Complex variables, and its more advanced version, complex analysis, is one of the most fascinating areas in pure and applied mathematics. It all started when mathematicians were mystified by equations that could only be solved if you could take the square roots of negative numbers. This seemed bizarre, and back then nobody could imagine that something as strange as this could have any application in the real world. Thus the term imaginary number was born and the area seemed so odd it became known as complex.
These terms have stuck around even though the theory of complex variables has found a home as a fundamental part of mathematics and has a wide range of physical applications. In mathematics, it turns out that complex variables are actually an extension of the real variables.
A student planning on becoming a professional pure or applied mathematician should definitely have a thorough grasp of complex analysis.
Perhaps the most surprising thing about complex variables is the wide range of applications it touches in physics and engineering. In many of these applications, complex variables proves to be a useful tool. For example, because of Euler’s identity, a formula we use over and over again in this book, electromagnetic fields are easier to deal with using complex variables.

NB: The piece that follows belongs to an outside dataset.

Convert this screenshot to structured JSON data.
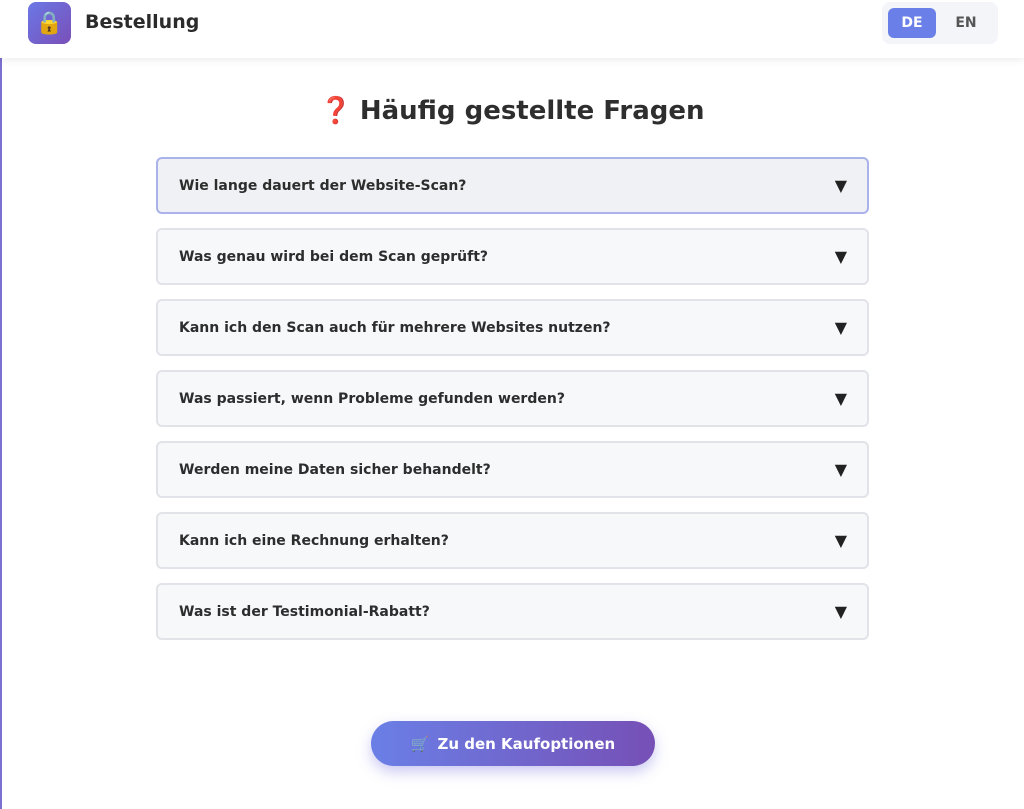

Other areas where complex variables plays a role include fluid dynamics, the study of temperature, electrostatics, and in the evaluation of many real integrals of functions of a real variable.
In quantum theory, we meet the most surprising revelation about complex variables. It turns out they are not so imaginary at all. Instead, they appear to be as “real” as real numbers and even play a fundamental role in the working of physical systems at the microscopic level.